Since she was a little girl putting band-aids on baby dolls, Jennifer Joseph knew she wanted to be a nurse. Nearly 20 years after graduating from high school, she decided it was time to make it happen.
While a full-time student in Chamberlain’s Bachelor of Science in Nursing program, Joseph worked at least 20 hours per week, while still making time for her husband, two daughters and three dogs.
“Nursing school is like no other,” Joseph said. “It takes an organized, motivated and determined person to make it to the finish line. Throw in a family with that, and it can become overwhelming. Having a support system in place is the key to success.”
Joseph, a March 2013 graduate of the Chicago campus, shares how she managed to balance family, work and nursing school:
1. Start Organized—and Stay That Way!
At the start of each session, Joseph programmed alerts into the calendar on her iPhone to remind her about upcoming tests and important dates.
“If you forget one assignment, your grade has now dropped,” Joseph said. “It’s nice to be organized from the beginning, rather than trying to play catch up.”
Joseph also put a calendar on the family fridge and wrote down what she had going on each day, whether it be a clinical or work. Her family could see what days she would be very busy and when she would have more space for family time.
2. Find a Network of Support
Even with the best-laid plans, life often intervenes. Having someone to call when it does is especially important in nursing school. While she had the help of her husband, Joseph still needed to call on a neighbor when she was in a crunch.
“Having a support person on stand-by really helps,” Joseph said. “Whether it’s a significant other, a neighbor, a family member or friend, I definitely recommend having someone who understands what you’re going through and can be there if you need them.”
Joseph was one of 12 moms in her class, so they would often lean on each other for advice and encouragement as well.
“I have made close friends that I will be friends with forever,” she said. “We’re all compassionate people— we’re all nurses. We all have one thing in common and that is having the mindset of compassion and caring.”
3. Create a Study Space
During nursing school, Joseph used a bedroom of her home as an office. When the door was closed, her family knew not to knock or interrupt unless it was an emergency.
“I created a nice area where I could open up a book, have my laptop open and have plenty of space and light,” Joseph said. “You have to be sure there are no distractions – leave your phone outside the room and just focus.”
As marathon study sessions aren’t the most beneficial, Joseph would study in spurts. She might study for an hour then put in a load of laundry, or study for two hours, then watch a few minutes of TV to clear her mind.
While this worked for Joseph, it might not work as well for others, including those who have small children. Starbucks might be a better option for some – it doesn’t matter where your study space is, as long as you designate one, Joseph said.
4. If You Must Work, Make Sure You Have Flexibility

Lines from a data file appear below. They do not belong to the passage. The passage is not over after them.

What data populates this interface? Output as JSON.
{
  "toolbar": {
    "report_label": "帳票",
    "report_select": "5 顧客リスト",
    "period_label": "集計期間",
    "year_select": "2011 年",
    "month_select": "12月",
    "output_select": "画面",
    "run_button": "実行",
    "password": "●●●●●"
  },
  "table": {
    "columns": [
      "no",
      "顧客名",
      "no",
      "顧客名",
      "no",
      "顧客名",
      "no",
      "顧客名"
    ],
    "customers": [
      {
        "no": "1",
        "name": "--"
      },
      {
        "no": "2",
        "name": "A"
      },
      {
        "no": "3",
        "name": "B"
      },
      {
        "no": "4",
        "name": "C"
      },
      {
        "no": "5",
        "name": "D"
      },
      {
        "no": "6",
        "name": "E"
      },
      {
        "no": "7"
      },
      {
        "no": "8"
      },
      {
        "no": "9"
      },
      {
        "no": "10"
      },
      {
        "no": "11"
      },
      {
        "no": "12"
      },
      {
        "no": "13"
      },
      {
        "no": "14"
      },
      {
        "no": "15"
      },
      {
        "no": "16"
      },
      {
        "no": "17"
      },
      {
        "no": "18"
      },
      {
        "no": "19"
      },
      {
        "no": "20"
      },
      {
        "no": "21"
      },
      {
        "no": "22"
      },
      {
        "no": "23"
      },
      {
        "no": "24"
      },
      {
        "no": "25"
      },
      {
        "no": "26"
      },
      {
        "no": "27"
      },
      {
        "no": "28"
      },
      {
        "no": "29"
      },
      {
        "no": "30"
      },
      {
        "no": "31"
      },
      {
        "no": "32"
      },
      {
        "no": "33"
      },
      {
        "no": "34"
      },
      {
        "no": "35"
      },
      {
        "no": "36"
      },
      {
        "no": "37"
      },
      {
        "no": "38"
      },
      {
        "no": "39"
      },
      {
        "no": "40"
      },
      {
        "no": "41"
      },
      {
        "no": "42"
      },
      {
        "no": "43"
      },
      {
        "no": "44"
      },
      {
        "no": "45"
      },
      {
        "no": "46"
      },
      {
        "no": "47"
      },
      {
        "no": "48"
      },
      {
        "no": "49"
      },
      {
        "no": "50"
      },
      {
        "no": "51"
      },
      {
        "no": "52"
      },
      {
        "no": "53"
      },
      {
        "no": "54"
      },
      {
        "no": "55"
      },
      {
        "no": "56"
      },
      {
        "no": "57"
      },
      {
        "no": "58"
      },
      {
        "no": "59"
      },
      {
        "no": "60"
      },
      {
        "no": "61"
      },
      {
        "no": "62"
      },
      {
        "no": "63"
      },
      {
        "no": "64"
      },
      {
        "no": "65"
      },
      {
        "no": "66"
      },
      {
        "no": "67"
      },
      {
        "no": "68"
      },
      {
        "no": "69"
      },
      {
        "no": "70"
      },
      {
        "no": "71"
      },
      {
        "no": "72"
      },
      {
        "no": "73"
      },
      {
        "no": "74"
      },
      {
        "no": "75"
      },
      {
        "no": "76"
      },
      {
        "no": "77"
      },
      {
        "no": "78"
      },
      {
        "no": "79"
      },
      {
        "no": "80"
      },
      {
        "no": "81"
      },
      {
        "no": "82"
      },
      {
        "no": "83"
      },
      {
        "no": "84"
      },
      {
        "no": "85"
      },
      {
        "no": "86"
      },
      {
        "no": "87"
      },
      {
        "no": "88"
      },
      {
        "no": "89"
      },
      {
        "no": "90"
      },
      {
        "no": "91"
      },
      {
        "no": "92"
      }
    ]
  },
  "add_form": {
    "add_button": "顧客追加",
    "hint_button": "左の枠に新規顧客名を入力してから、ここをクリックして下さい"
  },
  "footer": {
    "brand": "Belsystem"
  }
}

While working as a full-time student isn’t recommended, it may be a necessity for some. During school, Joseph had a part-time role at a midwife’s office. Finding an employer who will be flexible with your schedule and keeping communication open with your manager are essential if you plan to work during nursing school, Joseph said.
“Your manager needs to understand that your school schedule will change every eight weeks,” she said. “Communicate with your manager ahead of time and give them as much notice as possible about your schedule.”
Throughout the course of the program, Joseph never took significant time off to study from her position at a midwife’s office.
“I kept my routine consistent and just pushed through,” Joseph said. “I love my work and going there helped me clear my mind a bit and gave me a break from studying.”
At the start of the Bachelor in Science in Nursing program, Joseph printed out her program plan. Each semester, she would cross off another task so she could stay focused on her goals.
She also took time to talk openly with her daughters about her desire to attend nursing school and how it would affect them, including an occasional missed soccer game or class event. Whenever possible, she would include them in nursing school events—like the Susan G. Komen Race for the Cure.
“Looking back at my kids during graduation and seeing them smile and cheer me on made it all worth it,” Joseph said. “You have to keep the focus on what you’re doing and know that your kids will be so proud of you when you’re done. They see you do it and then you’re even more of a role model for them.”